"Franz Schreker is perhaps the most striking example of a highly recognized Austrian composer whose music disappeared after it was banned in 1933," says conductor James Conlon. "He was so prominent that some viewed him as the successor to both Wagner and Strauss.
WRTI's Jim Cotter speaks with James Conlon, music director of LA Opera. In an effort to raise awareness of the works of two generations of composers who were suppressed, forced to emigrate, or were executed by the Nazi regime, Conlon has dedicated himself to programming this music.
One of today's most respected conductors, James Conlon has cultivated a vast repertoire, and has worked with the world's most prestigious symphony orchestras and opera houses.
Currently music director of the Ravinia Festival, Los Angeles Opera, and the Cincinnati May Festival, Conlon is also an active and devoted advocate of reviving the lesser-known repertoire of composers affected by the rise of Nazism and the events of World War II.
The Los Angeles Opera's Music Director James Conlon is reviving operas banned by the Nazi regime via Recovered Voices: A Lost Generation's Long-Forgotten Masterpieces.
Tune to WRTI on Saturday, August 9 from 1:30 to 5 pm to hear two one-act operas: The Broken Jug, by Viktor Ullmann (at right), and The Dwarf, by Alexander Zemlinksy.

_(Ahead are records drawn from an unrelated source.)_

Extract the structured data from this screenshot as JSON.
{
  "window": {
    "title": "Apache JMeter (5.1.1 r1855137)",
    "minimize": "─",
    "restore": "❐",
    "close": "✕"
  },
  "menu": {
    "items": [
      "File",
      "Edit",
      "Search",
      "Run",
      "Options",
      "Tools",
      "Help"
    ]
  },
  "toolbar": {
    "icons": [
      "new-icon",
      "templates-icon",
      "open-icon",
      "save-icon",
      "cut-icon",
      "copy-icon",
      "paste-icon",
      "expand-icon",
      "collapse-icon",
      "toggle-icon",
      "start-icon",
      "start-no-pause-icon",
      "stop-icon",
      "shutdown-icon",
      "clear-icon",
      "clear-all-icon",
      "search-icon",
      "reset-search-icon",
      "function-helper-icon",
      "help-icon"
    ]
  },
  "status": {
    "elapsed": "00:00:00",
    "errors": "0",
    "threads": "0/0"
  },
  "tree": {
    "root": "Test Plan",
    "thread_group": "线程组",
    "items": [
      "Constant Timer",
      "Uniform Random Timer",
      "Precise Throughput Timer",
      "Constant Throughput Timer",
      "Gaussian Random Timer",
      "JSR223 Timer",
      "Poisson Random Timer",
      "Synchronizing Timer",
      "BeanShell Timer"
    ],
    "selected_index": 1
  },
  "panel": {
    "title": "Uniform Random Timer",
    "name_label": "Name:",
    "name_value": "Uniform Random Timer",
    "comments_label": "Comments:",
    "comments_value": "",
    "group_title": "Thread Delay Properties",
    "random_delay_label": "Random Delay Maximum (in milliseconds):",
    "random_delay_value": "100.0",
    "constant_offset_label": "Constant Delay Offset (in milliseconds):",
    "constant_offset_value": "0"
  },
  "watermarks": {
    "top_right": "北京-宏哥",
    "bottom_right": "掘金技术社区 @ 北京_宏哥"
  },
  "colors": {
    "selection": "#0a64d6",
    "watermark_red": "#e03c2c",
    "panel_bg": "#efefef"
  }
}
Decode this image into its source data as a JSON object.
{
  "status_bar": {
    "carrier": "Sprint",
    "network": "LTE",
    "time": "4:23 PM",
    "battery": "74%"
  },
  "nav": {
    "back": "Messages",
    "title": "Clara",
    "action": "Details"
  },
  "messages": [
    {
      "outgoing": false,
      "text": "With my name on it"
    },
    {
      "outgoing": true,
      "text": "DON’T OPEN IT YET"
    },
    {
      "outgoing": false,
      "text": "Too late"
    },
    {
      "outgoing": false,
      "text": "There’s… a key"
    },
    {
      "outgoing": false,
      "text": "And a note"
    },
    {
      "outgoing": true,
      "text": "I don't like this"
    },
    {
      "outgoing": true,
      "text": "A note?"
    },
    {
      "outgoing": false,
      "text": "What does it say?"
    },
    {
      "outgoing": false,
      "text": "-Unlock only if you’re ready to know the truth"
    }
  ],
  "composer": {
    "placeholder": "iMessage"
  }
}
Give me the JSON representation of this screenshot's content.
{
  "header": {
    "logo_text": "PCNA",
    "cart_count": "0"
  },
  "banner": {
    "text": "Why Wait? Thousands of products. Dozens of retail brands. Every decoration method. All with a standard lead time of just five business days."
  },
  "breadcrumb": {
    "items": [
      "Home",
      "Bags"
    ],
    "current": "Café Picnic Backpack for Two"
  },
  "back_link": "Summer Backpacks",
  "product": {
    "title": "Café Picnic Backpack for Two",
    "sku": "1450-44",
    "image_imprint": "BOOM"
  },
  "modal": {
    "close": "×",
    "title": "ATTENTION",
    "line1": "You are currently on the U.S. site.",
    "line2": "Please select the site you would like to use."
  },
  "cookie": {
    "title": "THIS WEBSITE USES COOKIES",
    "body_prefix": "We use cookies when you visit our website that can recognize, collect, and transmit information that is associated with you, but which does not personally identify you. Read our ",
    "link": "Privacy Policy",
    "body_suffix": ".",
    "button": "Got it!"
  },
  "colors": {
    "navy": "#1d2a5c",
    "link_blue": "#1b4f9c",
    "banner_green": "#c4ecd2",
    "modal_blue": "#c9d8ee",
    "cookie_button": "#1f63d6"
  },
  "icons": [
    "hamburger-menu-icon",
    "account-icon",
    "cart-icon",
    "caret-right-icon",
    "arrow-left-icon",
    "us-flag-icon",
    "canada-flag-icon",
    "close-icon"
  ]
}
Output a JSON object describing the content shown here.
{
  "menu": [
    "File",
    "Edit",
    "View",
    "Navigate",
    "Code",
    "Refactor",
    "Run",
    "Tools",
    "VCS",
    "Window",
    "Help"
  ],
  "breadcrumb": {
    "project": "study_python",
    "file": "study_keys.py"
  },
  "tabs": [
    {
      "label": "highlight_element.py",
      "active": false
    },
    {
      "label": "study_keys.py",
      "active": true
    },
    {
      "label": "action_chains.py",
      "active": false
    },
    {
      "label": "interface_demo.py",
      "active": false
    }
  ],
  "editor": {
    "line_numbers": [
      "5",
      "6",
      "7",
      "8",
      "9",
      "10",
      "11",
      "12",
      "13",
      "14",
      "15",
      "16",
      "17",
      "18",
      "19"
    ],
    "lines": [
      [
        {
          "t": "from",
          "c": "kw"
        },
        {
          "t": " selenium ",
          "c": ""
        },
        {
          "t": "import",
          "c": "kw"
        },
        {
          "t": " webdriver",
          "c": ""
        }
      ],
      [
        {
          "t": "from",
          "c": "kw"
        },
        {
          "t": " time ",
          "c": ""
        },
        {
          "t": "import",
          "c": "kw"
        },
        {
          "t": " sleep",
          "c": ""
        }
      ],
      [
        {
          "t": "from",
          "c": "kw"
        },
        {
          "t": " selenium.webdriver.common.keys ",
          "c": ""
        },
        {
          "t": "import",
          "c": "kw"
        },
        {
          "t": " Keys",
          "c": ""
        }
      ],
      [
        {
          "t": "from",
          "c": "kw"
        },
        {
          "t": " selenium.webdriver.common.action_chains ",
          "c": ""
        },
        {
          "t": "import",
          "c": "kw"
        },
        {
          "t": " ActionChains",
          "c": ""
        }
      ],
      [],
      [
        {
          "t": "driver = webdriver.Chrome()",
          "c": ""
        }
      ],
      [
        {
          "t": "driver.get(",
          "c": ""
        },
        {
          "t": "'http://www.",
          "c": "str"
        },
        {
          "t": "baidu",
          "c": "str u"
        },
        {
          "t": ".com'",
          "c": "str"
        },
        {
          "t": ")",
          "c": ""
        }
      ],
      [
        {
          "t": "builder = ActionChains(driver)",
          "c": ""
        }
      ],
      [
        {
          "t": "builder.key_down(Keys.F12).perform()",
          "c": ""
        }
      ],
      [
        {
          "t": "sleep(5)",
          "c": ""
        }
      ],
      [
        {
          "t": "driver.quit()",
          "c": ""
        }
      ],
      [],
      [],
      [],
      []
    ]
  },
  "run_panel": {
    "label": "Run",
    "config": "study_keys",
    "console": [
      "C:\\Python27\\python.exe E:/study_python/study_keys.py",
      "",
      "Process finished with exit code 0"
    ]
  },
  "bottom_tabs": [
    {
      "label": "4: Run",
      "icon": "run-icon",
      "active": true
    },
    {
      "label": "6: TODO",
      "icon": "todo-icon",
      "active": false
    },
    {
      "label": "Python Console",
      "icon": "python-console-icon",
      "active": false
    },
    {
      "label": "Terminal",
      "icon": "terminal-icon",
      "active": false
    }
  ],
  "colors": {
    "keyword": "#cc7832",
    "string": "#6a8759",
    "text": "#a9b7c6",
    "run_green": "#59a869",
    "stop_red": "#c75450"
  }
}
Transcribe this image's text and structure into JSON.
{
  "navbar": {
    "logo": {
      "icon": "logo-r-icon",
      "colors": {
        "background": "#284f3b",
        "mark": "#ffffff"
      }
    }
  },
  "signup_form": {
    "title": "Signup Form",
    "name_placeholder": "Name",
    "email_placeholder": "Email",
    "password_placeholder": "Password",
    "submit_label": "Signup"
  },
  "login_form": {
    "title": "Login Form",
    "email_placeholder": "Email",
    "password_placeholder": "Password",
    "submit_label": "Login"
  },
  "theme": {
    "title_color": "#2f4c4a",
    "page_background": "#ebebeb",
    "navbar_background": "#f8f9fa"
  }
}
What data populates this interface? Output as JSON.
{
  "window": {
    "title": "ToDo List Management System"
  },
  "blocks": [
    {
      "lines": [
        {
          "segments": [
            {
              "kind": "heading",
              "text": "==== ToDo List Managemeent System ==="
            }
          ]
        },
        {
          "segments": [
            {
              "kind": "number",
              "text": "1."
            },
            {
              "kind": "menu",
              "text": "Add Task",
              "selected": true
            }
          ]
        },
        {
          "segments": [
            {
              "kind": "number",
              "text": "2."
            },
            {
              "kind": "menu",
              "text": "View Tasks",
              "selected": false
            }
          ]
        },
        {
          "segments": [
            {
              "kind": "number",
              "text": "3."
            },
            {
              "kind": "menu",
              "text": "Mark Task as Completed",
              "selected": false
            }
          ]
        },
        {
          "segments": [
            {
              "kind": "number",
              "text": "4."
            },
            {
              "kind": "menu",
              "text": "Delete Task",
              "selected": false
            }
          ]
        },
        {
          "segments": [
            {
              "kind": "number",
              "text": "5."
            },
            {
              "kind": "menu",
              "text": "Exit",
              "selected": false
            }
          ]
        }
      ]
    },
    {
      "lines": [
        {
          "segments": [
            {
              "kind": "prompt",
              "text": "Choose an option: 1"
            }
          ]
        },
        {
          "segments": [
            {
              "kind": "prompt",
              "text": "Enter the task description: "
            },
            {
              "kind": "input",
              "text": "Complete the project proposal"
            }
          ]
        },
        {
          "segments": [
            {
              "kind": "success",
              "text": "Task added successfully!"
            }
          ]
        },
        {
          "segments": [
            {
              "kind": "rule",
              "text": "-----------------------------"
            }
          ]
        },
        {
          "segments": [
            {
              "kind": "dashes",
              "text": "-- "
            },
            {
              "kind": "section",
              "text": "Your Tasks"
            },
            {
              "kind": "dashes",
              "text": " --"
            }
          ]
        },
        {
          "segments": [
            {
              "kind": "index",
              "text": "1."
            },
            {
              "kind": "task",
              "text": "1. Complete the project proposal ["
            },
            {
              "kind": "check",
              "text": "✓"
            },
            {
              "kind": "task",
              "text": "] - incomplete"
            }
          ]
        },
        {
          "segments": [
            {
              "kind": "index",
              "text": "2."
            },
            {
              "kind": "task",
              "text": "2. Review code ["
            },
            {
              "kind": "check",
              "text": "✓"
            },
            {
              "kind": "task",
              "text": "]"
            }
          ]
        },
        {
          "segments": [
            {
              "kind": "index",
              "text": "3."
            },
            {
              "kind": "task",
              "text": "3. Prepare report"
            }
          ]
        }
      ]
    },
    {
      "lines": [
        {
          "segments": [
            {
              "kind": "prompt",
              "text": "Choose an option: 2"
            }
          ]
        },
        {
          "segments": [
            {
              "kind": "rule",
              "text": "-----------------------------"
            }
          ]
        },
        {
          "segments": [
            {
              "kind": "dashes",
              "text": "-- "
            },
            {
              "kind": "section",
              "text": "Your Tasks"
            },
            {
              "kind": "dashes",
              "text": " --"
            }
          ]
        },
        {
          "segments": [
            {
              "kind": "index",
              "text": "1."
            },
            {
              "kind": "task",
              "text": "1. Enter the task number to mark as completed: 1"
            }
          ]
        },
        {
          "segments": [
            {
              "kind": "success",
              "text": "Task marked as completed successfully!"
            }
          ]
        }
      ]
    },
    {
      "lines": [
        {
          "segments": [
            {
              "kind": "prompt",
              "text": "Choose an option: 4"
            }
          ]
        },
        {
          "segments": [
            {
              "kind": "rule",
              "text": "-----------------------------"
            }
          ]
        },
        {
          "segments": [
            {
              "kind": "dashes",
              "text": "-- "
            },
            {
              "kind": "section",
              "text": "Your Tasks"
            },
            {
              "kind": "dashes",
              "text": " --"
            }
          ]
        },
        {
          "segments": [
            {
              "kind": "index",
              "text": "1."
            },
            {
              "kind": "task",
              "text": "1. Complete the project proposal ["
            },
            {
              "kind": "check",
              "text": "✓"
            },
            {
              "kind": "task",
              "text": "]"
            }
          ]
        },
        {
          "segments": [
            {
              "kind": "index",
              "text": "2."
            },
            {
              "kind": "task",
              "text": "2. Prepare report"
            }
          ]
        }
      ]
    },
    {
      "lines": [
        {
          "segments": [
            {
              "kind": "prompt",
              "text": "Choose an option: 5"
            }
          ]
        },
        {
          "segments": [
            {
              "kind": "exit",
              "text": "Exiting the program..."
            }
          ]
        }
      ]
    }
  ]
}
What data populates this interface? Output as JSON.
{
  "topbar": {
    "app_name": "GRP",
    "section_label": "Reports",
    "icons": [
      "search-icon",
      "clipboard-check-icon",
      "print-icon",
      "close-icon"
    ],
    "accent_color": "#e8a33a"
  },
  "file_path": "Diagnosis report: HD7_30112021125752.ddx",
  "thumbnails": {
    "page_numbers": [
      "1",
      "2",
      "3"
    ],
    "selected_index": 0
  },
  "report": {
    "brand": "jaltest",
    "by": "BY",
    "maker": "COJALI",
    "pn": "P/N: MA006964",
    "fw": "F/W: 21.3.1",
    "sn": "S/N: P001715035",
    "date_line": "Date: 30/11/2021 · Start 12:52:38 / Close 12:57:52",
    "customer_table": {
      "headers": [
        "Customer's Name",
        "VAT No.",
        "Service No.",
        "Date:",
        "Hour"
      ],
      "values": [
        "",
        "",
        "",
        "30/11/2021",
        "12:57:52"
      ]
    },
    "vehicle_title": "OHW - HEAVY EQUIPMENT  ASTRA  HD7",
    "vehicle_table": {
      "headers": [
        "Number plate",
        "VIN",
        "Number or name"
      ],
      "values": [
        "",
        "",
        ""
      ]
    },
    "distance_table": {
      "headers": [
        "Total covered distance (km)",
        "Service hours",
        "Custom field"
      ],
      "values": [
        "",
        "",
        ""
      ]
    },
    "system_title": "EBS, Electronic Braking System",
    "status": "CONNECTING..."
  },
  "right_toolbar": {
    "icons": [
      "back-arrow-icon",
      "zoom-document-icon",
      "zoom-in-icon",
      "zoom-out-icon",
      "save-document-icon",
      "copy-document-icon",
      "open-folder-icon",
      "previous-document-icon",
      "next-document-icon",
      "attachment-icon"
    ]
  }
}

"We must now mitigate a great injustice by working to revive the music of those whose only 'fault' was that they were Jewish, or that they were opposed to or deemed offensive by an authoritarian regime."